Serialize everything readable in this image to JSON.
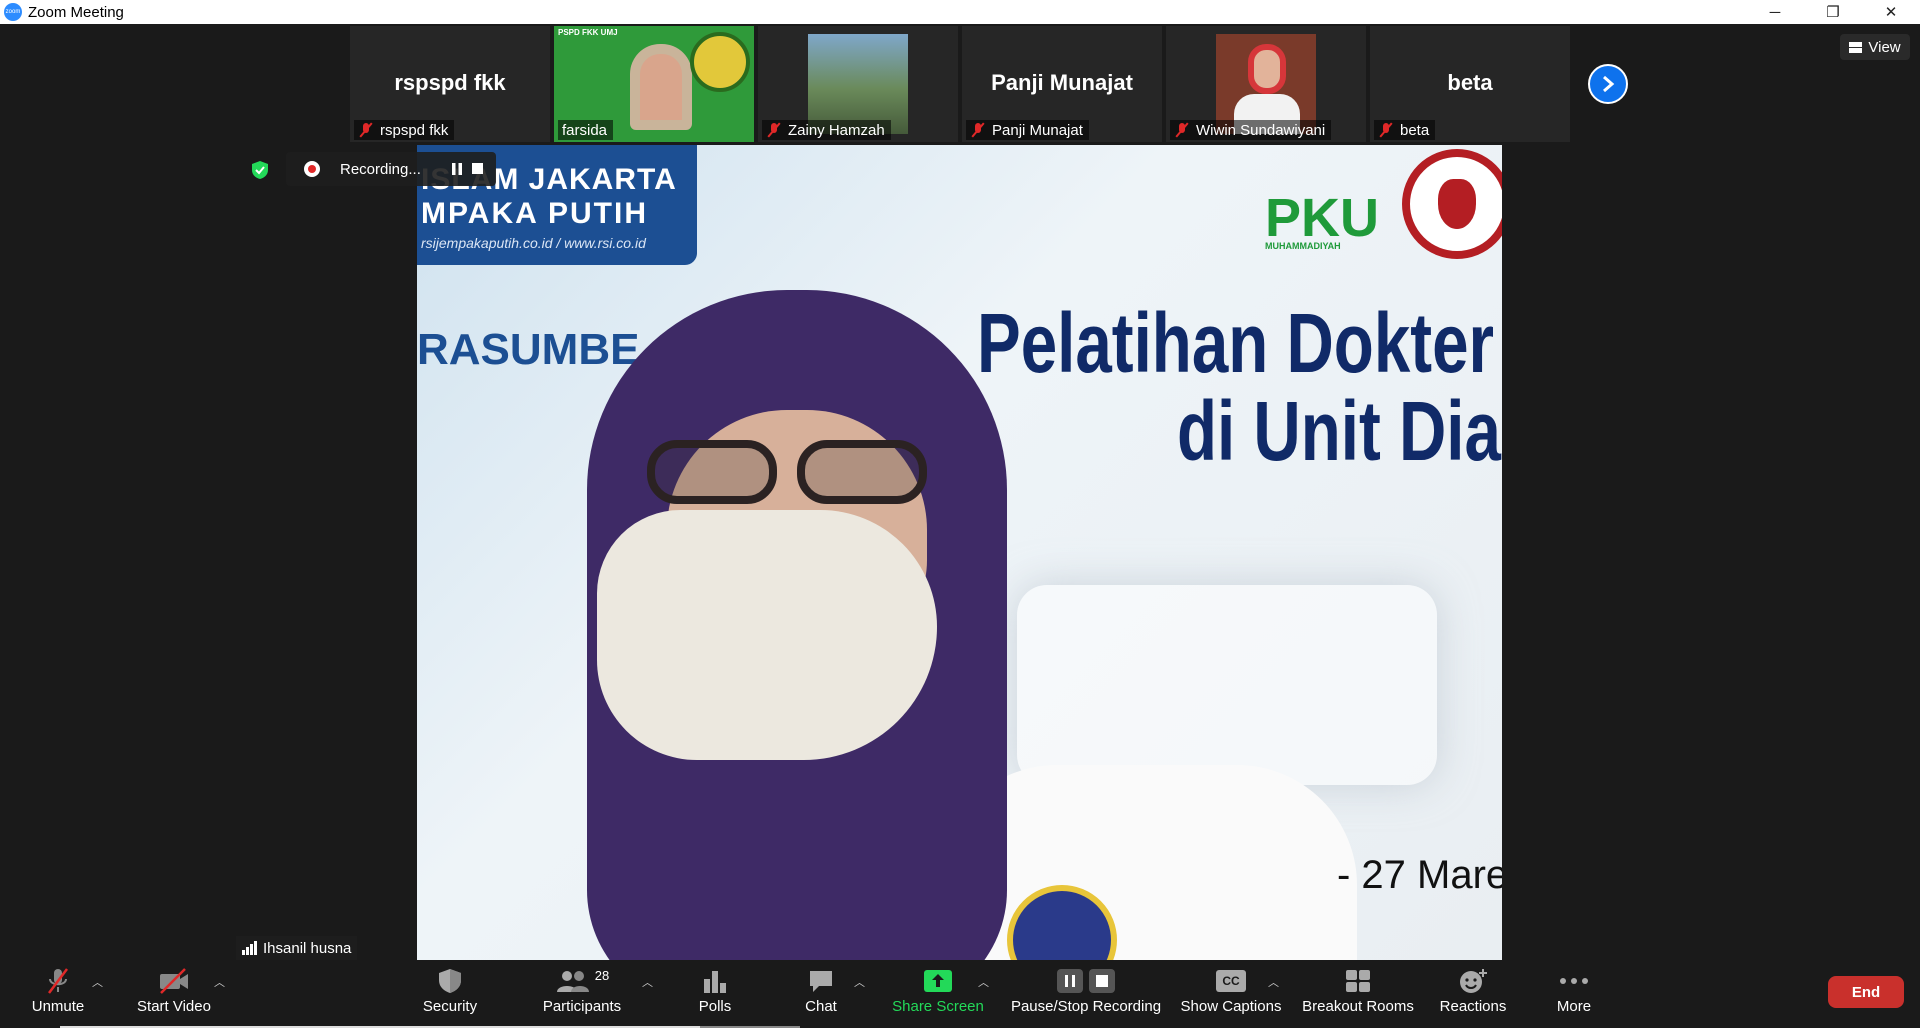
{
  "window": {
    "title": "Zoom Meeting",
    "logo_text": "zoom"
  },
  "window_controls": {
    "minimize": "─",
    "restore": "❐",
    "close": "✕"
  },
  "thumbnails": [
    {
      "big_name": "rspspd fkk",
      "label": "rspspd fkk",
      "muted": true
    },
    {
      "big_name": "",
      "label": "farsida",
      "muted": false,
      "banner": "PSPD FKK UMJ"
    },
    {
      "big_name": "",
      "label": "Zainy Hamzah",
      "muted": true
    },
    {
      "big_name": "Panji Munajat",
      "label": "Panji Munajat",
      "muted": true
    },
    {
      "big_name": "",
      "label": "Wiwin Sundawiyani",
      "muted": true
    },
    {
      "big_name": "beta",
      "label": "beta",
      "muted": true
    }
  ],
  "next_page_icon": "chevron-right-icon",
  "view_button": {
    "label": "View"
  },
  "recording": {
    "text": "Recording..."
  },
  "main_video": {
    "banner_line1": "ISLAM JAKARTA",
    "banner_line2": "MPAKA PUTIH",
    "banner_line3": "rsijempakaputih.co.id / www.rsi.co.id",
    "narasumber": "RASUMBE",
    "title_line1": "Pelatihan Dokter J",
    "title_line2": "di Unit Dia",
    "date": "- 27 Mare",
    "pku": "PKU",
    "pku_sub": "MUHAMMADIYAH"
  },
  "speaker": {
    "name": "Ihsanil husna"
  },
  "toolbar": {
    "unmute": "Unmute",
    "start_video": "Start Video",
    "security": "Security",
    "participants": "Participants",
    "participants_count": "28",
    "polls": "Polls",
    "chat": "Chat",
    "share_screen": "Share Screen",
    "pause_stop_recording": "Pause/Stop Recording",
    "show_captions": "Show Captions",
    "captions_icon_text": "CC",
    "breakout_rooms": "Breakout Rooms",
    "reactions": "Reactions",
    "more": "More",
    "end": "End"
  },
  "colors": {
    "accent": "#0e72ed",
    "share_green": "#23d959",
    "end_red": "#c9302c",
    "muted_red": "#e02828"
  }
}
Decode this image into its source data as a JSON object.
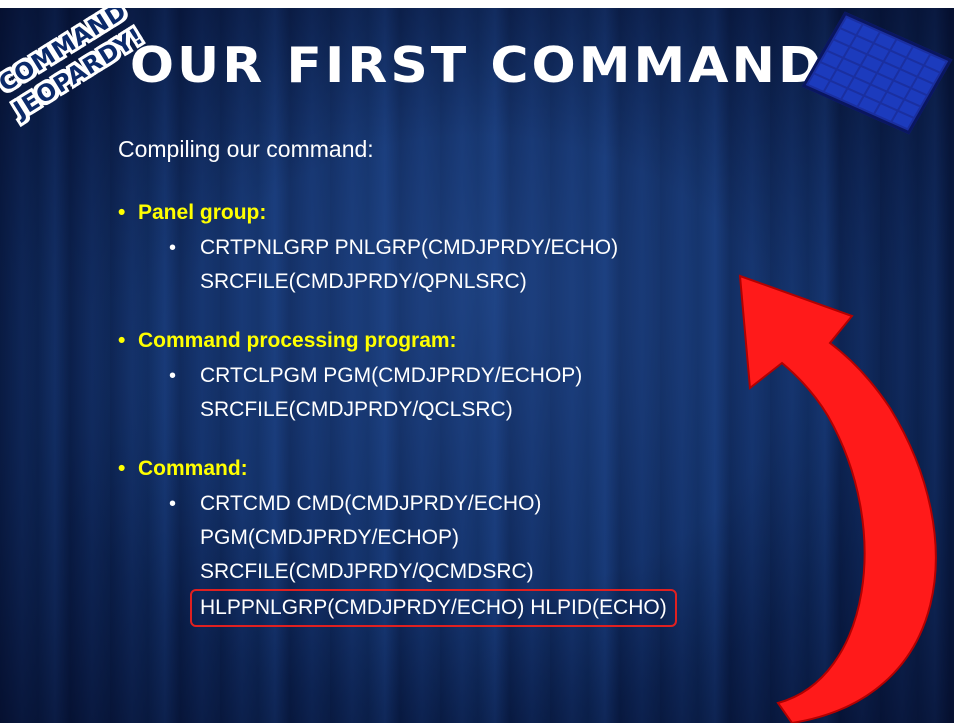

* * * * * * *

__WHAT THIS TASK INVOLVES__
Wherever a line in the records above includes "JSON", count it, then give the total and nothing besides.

__THE ANSWER__
2